Chimpanzees (Pan troglodytes) are apes and belong to Hominoidea. Hominoidea includes gibbons and siamangs (Hylobatidae), commonly referred to as the lesser apes, and orangutans (Ponginae), gorillas, chimpanzees, bonobos, and humans (Homininae), often referred to as the great apes (Hartwig, 2002). Apes are anatomically distinct from monkeys in several ways. First, apes typically have longer forelimbs than hindlimbs, the only exception to this trend being humans. Relatively long forelimbs are attributed to the highly suspensory behavior of all non-human apes. In addition to having long forelimbs, apes have a dorsally positioned scapula and globular humeral head. These anatomical features enable apes to have a wide range of overhead movement and aid in suspensory locomotion. Apes also have a broad, short thorax, as opposed to the long, narrow thorax found in monkeys. Finally, unlike all other primates, apes lack a tail (Fleagle, 1999).
Although there are only five extant ape genera, several ape genera have been identified in the fossil record. The first radiation of fossil apes, the proconsulids, occurred in Africa from the late Oligocene to the middle Miocene. Although the best record of proconsulids is found in Africa, specimens have also been found in Asia, suggesting that proconsulids migrated to Asia in the early Miocene (Fleagle 1999). Additionally, fossil apes have been discovered throughout Europe, distributed between the French and Spanish Pyrenees to the Republic of Georgia. The fossil record indicates that African homonoids arrived in Europe during the Miocene between 16 and 17 million years ago, followed by a diversification of apes across Europe and Western Asia (Hartwig, 2002).
The Miocene apes do not have derived morphology that is shared with the African apes and therefore none of the Miocene specimens can be categorized as ancestral to the African ape lineage. Additionally, no fossil specimens from more recent epochs exhibit derived traits that can be linked to the African apes. Therefore, although the last common ancestor between humans and African apes is believed to exist between five and six million years ago, there is no consensus as to what this common ancestor would have looked like (Fleagle, 1999; Hartwig, 2002).
The geographical distribution of chimpanzees ranges across Sub-Saharan Africa from Senegal in the west to Tanzania in the east. In addition to having a wide distribution across the continent, chimpanzees live in diverse habitats. Chimpanzees are most commonly depicted as living in rainforests; however, several populations live in woodlands and dry savannahs where tree are sparse (Fleagle, 1999).
Chimpanzees live in multi-male multi-female groups that are often defined as fission-fusion.

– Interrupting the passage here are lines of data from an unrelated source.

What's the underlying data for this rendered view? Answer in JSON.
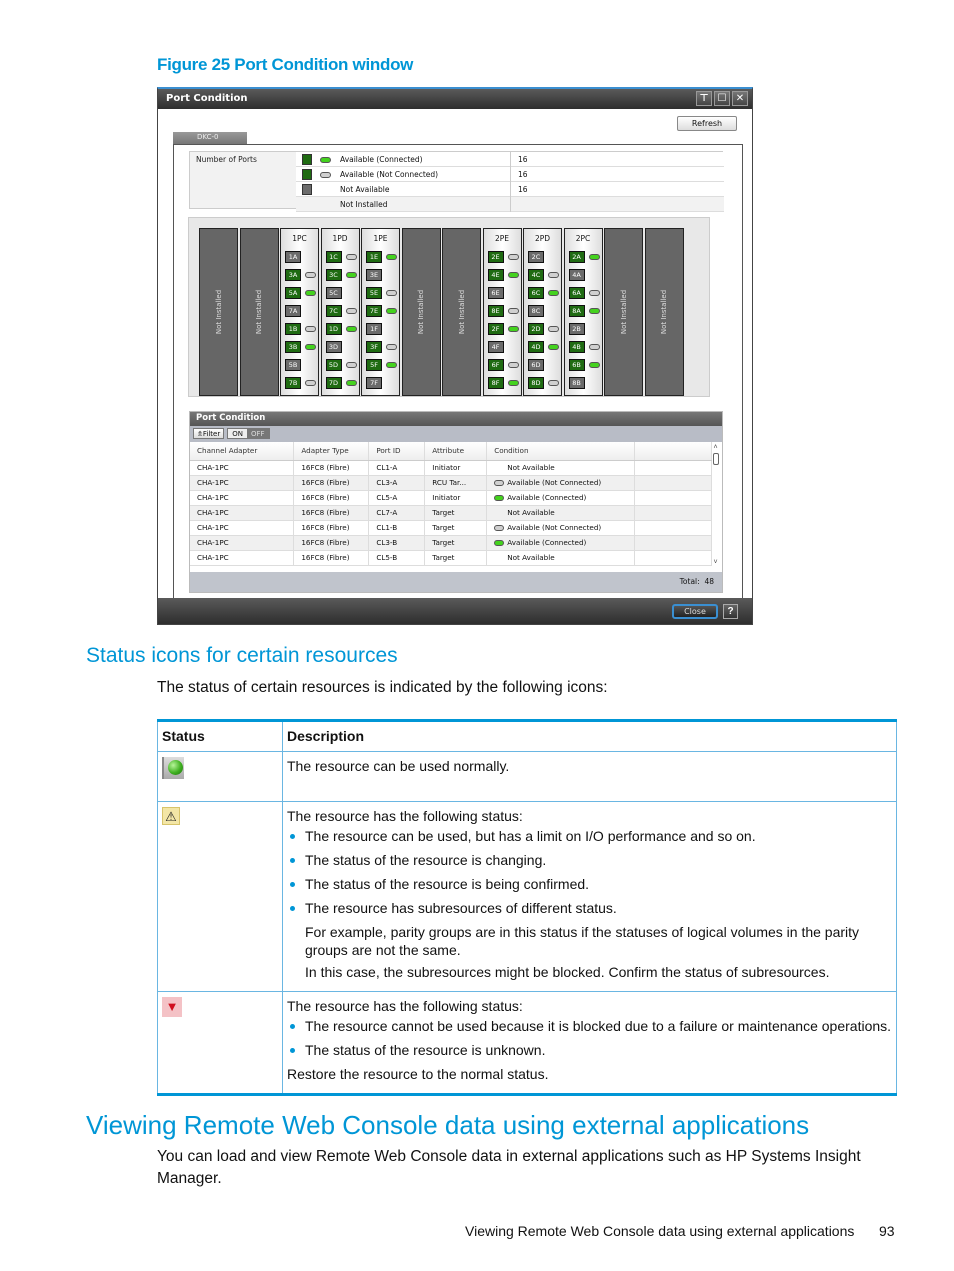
{
  "figure": {
    "caption": "Figure 25 Port Condition window"
  },
  "window": {
    "title": "Port Condition",
    "title_buttons": [
      "pin-icon",
      "maximize-icon",
      "close-icon"
    ],
    "title_button_glyphs": [
      "⊤",
      "☐",
      "✕"
    ],
    "refresh_label": "Refresh",
    "tab_label": "DKC-0",
    "number_of_ports": {
      "label": "Number of Ports",
      "rows": [
        {
          "square": "green",
          "pill": "green",
          "label": "Available (Connected)",
          "value": "16"
        },
        {
          "square": "green",
          "pill": "gray",
          "label": "Available (Not Connected)",
          "value": "16"
        },
        {
          "square": "gray",
          "pill": "",
          "label": "Not Available",
          "value": "16"
        },
        {
          "square": "",
          "pill": "",
          "label": "Not Installed",
          "value": ""
        }
      ]
    },
    "rack": {
      "not_installed_label": "Not Installed",
      "slots": [
        {
          "type": "ni"
        },
        {
          "type": "ni"
        },
        {
          "type": "ad",
          "name": "1PC",
          "ports": [
            {
              "id": "1A",
              "state": "gray",
              "led": ""
            },
            {
              "id": "3A",
              "state": "green",
              "led": "gray"
            },
            {
              "id": "5A",
              "state": "green",
              "led": "green"
            },
            {
              "id": "7A",
              "state": "gray",
              "led": ""
            },
            {
              "id": "1B",
              "state": "green",
              "led": "gray"
            },
            {
              "id": "3B",
              "state": "green",
              "led": "green"
            },
            {
              "id": "5B",
              "state": "gray",
              "led": ""
            },
            {
              "id": "7B",
              "state": "green",
              "led": "gray"
            }
          ]
        },
        {
          "type": "ad",
          "name": "1PD",
          "ports": [
            {
              "id": "1C",
              "state": "green",
              "led": "gray"
            },
            {
              "id": "3C",
              "state": "green",
              "led": "green"
            },
            {
              "id": "5C",
              "state": "gray",
              "led": ""
            },
            {
              "id": "7C",
              "state": "green",
              "led": "gray"
            },
            {
              "id": "1D",
              "state": "green",
              "led": "green"
            },
            {
              "id": "3D",
              "state": "gray",
              "led": ""
            },
            {
              "id": "5D",
              "state": "green",
              "led": "gray"
            },
            {
              "id": "7D",
              "state": "green",
              "led": "green"
            }
          ]
        },
        {
          "type": "ad",
          "name": "1PE",
          "ports": [
            {
              "id": "1E",
              "state": "green",
              "led": "green"
            },
            {
              "id": "3E",
              "state": "gray",
              "led": ""
            },
            {
              "id": "5E",
              "state": "green",
              "led": "gray"
            },
            {
              "id": "7E",
              "state": "green",
              "led": "green"
            },
            {
              "id": "1F",
              "state": "gray",
              "led": ""
            },
            {
              "id": "3F",
              "state": "green",
              "led": "gray"
            },
            {
              "id": "5F",
              "state": "green",
              "led": "green"
            },
            {
              "id": "7F",
              "state": "gray",
              "led": ""
            }
          ]
        },
        {
          "type": "ni"
        },
        {
          "type": "ni"
        },
        {
          "type": "ad",
          "name": "2PE",
          "ports": [
            {
              "id": "2E",
              "state": "green",
              "led": "gray"
            },
            {
              "id": "4E",
              "state": "green",
              "led": "green"
            },
            {
              "id": "6E",
              "state": "gray",
              "led": ""
            },
            {
              "id": "8E",
              "state": "green",
              "led": "gray"
            },
            {
              "id": "2F",
              "state": "green",
              "led": "green"
            },
            {
              "id": "4F",
              "state": "gray",
              "led": ""
            },
            {
              "id": "6F",
              "state": "green",
              "led": "gray"
            },
            {
              "id": "8F",
              "state": "green",
              "led": "green"
            }
          ]
        },
        {
          "type": "ad",
          "name": "2PD",
          "ports": [
            {
              "id": "2C",
              "state": "gray",
              "led": ""
            },
            {
              "id": "4C",
              "state": "green",
              "led": "gray"
            },
            {
              "id": "6C",
              "state": "green",
              "led": "green"
            },
            {
              "id": "8C",
              "state": "gray",
              "led": ""
            },
            {
              "id": "2D",
              "state": "green",
              "led": "gray"
            },
            {
              "id": "4D",
              "state": "green",
              "led": "green"
            },
            {
              "id": "6D",
              "state": "gray",
              "led": ""
            },
            {
              "id": "8D",
              "state": "green",
              "led": "gray"
            }
          ]
        },
        {
          "type": "ad",
          "name": "2PC",
          "ports": [
            {
              "id": "2A",
              "state": "green",
              "led": "green"
            },
            {
              "id": "4A",
              "state": "gray",
              "led": ""
            },
            {
              "id": "6A",
              "state": "green",
              "led": "gray"
            },
            {
              "id": "8A",
              "state": "green",
              "led": "green"
            },
            {
              "id": "2B",
              "state": "gray",
              "led": ""
            },
            {
              "id": "4B",
              "state": "green",
              "led": "gray"
            },
            {
              "id": "6B",
              "state": "green",
              "led": "green"
            },
            {
              "id": "8B",
              "state": "gray",
              "led": ""
            }
          ]
        },
        {
          "type": "ni"
        },
        {
          "type": "ni"
        }
      ]
    },
    "port_condition": {
      "title": "Port Condition",
      "filter_label": "Filter",
      "on_label": "ON",
      "off_label": "OFF",
      "columns": [
        "Channel Adapter",
        "Adapter Type",
        "Port ID",
        "Attribute",
        "Condition",
        ""
      ],
      "rows": [
        [
          "CHA-1PC",
          "16FC8 (Fibre)",
          "CL1-A",
          "Initiator",
          "none",
          "Not Available"
        ],
        [
          "CHA-1PC",
          "16FC8 (Fibre)",
          "CL3-A",
          "RCU Tar...",
          "gray",
          "Available (Not Connected)"
        ],
        [
          "CHA-1PC",
          "16FC8 (Fibre)",
          "CL5-A",
          "Initiator",
          "green",
          "Available (Connected)"
        ],
        [
          "CHA-1PC",
          "16FC8 (Fibre)",
          "CL7-A",
          "Target",
          "none",
          "Not Available"
        ],
        [
          "CHA-1PC",
          "16FC8 (Fibre)",
          "CL1-B",
          "Target",
          "gray",
          "Available (Not Connected)"
        ],
        [
          "CHA-1PC",
          "16FC8 (Fibre)",
          "CL3-B",
          "Target",
          "green",
          "Available (Connected)"
        ],
        [
          "CHA-1PC",
          "16FC8 (Fibre)",
          "CL5-B",
          "Target",
          "none",
          "Not Available"
        ]
      ],
      "total_label": "Total:",
      "total_value": "48"
    },
    "close_label": "Close",
    "help_label": "?"
  },
  "section1": {
    "heading": "Status icons for certain resources",
    "intro": "The status of certain resources is indicated by the following icons:",
    "table": {
      "headers": [
        "Status",
        "Description"
      ],
      "rows": [
        {
          "icon": "green-status-icon",
          "lead": "The resource can be used normally.",
          "bullets": [],
          "notes": [],
          "trailer": ""
        },
        {
          "icon": "warning-icon",
          "lead": "The resource has the following status:",
          "bullets": [
            "The resource can be used, but has a limit on I/O performance and so on.",
            "The status of the resource is changing.",
            "The status of the resource is being confirmed.",
            "The resource has subresources of different status."
          ],
          "notes": [
            "For example, parity groups are in this status if the statuses of logical volumes in the parity groups are not the same.",
            "In this case, the subresources might be blocked. Confirm the status of subresources."
          ],
          "trailer": ""
        },
        {
          "icon": "error-icon",
          "lead": "The resource has the following status:",
          "bullets": [
            "The resource cannot be used because it is blocked due to a failure or maintenance operations.",
            "The status of the resource is unknown."
          ],
          "notes": [],
          "trailer": "Restore the resource to the normal status."
        }
      ]
    }
  },
  "section2": {
    "heading": "Viewing Remote Web Console data using external applications",
    "body": "You can load and view Remote Web Console data in external applications such as HP Systems Insight Manager."
  },
  "footer": {
    "running_title": "Viewing Remote Web Console data using external applications",
    "page_number": "93"
  },
  "colors": {
    "accent": "#0096d6",
    "port_green": "#1f6b12",
    "led_green": "#44d21e",
    "port_gray": "#6b6b6b"
  }
}
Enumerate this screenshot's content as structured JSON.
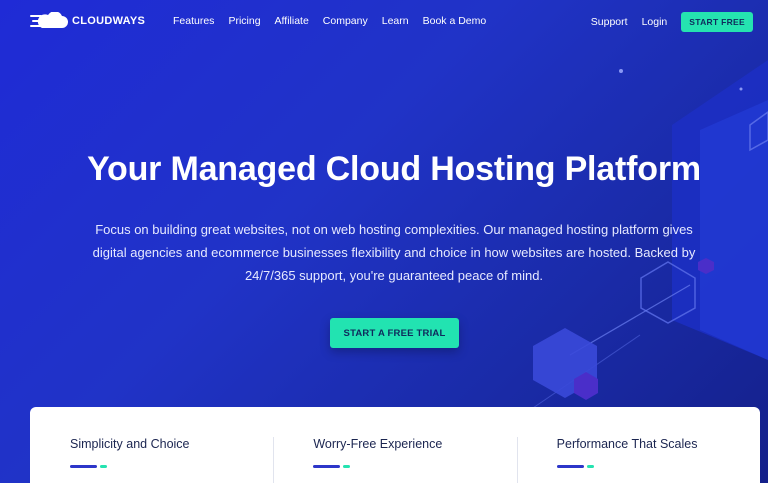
{
  "brand": {
    "name": "CLOUDWAYS"
  },
  "nav": {
    "links": [
      "Features",
      "Pricing",
      "Affiliate",
      "Company",
      "Learn",
      "Book a Demo"
    ],
    "support": "Support",
    "login": "Login",
    "start_free": "START FREE"
  },
  "hero": {
    "title": "Your Managed Cloud Hosting Platform",
    "subtitle": "Focus on building great websites, not on web hosting complexities. Our managed hosting platform gives digital agencies and ecommerce businesses flexibility and choice in how websites are hosted. Backed by 24/7/365 support, you're guaranteed peace of mind.",
    "cta": "START A FREE TRIAL"
  },
  "features": [
    {
      "title": "Simplicity and Choice"
    },
    {
      "title": "Worry-Free Experience"
    },
    {
      "title": "Performance That Scales"
    }
  ],
  "colors": {
    "accent": "#25e3b0",
    "primary": "#2033c7",
    "dark_text": "#1b2550"
  }
}
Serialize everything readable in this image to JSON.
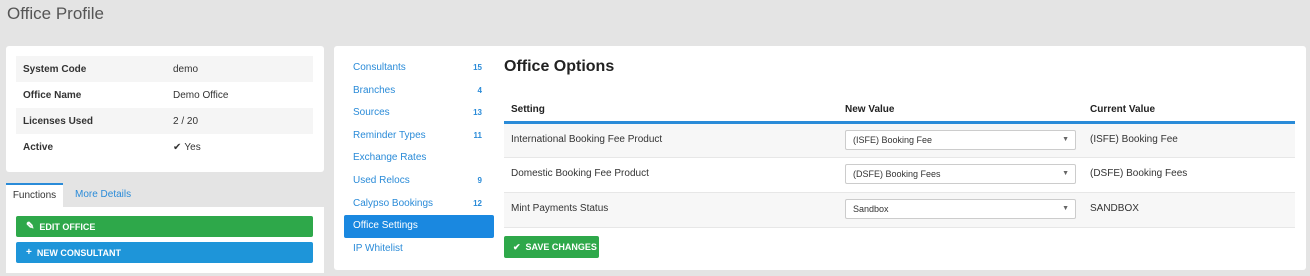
{
  "page": {
    "title": "Office Profile"
  },
  "info": {
    "rows": [
      {
        "label": "System Code",
        "value": "demo"
      },
      {
        "label": "Office Name",
        "value": "Demo Office"
      },
      {
        "label": "Licenses Used",
        "value": "2 / 20"
      },
      {
        "label": "Active",
        "value": "Yes"
      }
    ]
  },
  "tabs": {
    "functions": "Functions",
    "more_details": "More Details"
  },
  "functions": {
    "edit_office": "EDIT OFFICE",
    "new_consultant": "NEW CONSULTANT"
  },
  "nav": {
    "items": [
      {
        "label": "Consultants",
        "count": "15"
      },
      {
        "label": "Branches",
        "count": "4"
      },
      {
        "label": "Sources",
        "count": "13"
      },
      {
        "label": "Reminder Types",
        "count": "11"
      },
      {
        "label": "Exchange Rates",
        "count": ""
      },
      {
        "label": "Used Relocs",
        "count": "9"
      },
      {
        "label": "Calypso Bookings",
        "count": "12"
      },
      {
        "label": "Office Settings",
        "count": ""
      },
      {
        "label": "IP Whitelist",
        "count": ""
      }
    ],
    "selected": "Office Settings"
  },
  "options": {
    "title": "Office Options",
    "headers": {
      "setting": "Setting",
      "new_value": "New Value",
      "current_value": "Current Value"
    },
    "rows": [
      {
        "setting": "International Booking Fee Product",
        "new_value": "(ISFE) Booking Fee",
        "current_value": "(ISFE) Booking Fee"
      },
      {
        "setting": "Domestic Booking Fee Product",
        "new_value": "(DSFE) Booking Fees",
        "current_value": "(DSFE) Booking Fees"
      },
      {
        "setting": "Mint Payments Status",
        "new_value": "Sandbox",
        "current_value": "SANDBOX"
      }
    ],
    "save_label": "SAVE CHANGES"
  },
  "colors": {
    "accent": "#2a8bd8",
    "success": "#2ea84a",
    "primary_button": "#1e95d9"
  }
}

In fission-fusion societies, group composition is constantly in flux and is typically dependent upon resource availability. Social groups are based in male philopatry, meaning that males remain in their natal group, while females migrate to new communities (Fleagle, 1999). Chimpanzees exhibit a moderate degree of sexual dimorphism. Males are slightly larger than females with males weighing about 43 kg and females about 34 kg (Smith and Jungers, 1997).
Chimpanzees eat a wide variety of food including, fruits, nuts, leaves, insects, and smaller bodied mammals (Fleagle, 1999). Tool use is well documented among chimps, typically in food acquisition. Sticks are used to fish out termites from logs or ants from anthills and rocks are used to crush nuts with a hard shell.
Like the other apes, chimpanzees engage in suspensory behavior frequently. However, terrestrial quadrupedialism is used to travel between resource rich localities. Chimpanzees use a unique form of quadrupedialism called knuckle-walking. Instead of contacting the ground with the palm or ventral side of the hand, chimps curl their fingers into a fist and contact the ground with the dorsal side of their proximal phalanges. Gorillas are the only other species that exhibit knuckle-walking (Fleagle, 1999).
Additional Information on the Skull
Click on the thumbnails below for labeled images of the skull in standard anatomical views.
Fleagle, J. G. 1999. Primate Adaptation and Evolution. Academic Press, San Diego, C.A. 596 pp.
Hartwig, W. C. 2002. The Primate Fossil Record. Cambridge Univeristy Press, Cambridge, U.K.
Smith, R. J. and W. L. Jungers. 1997. Body mass in comparative primatology. Journal of Human Evolution 32:523-559
Pan troglodytes page on the Animal Diversity Web (University of Michigan Museum of Zoology)
Other primates on the eSkeletons Project webpage (The University of Texas at Austin)
See more images of Pan from Last Refuge Ltd.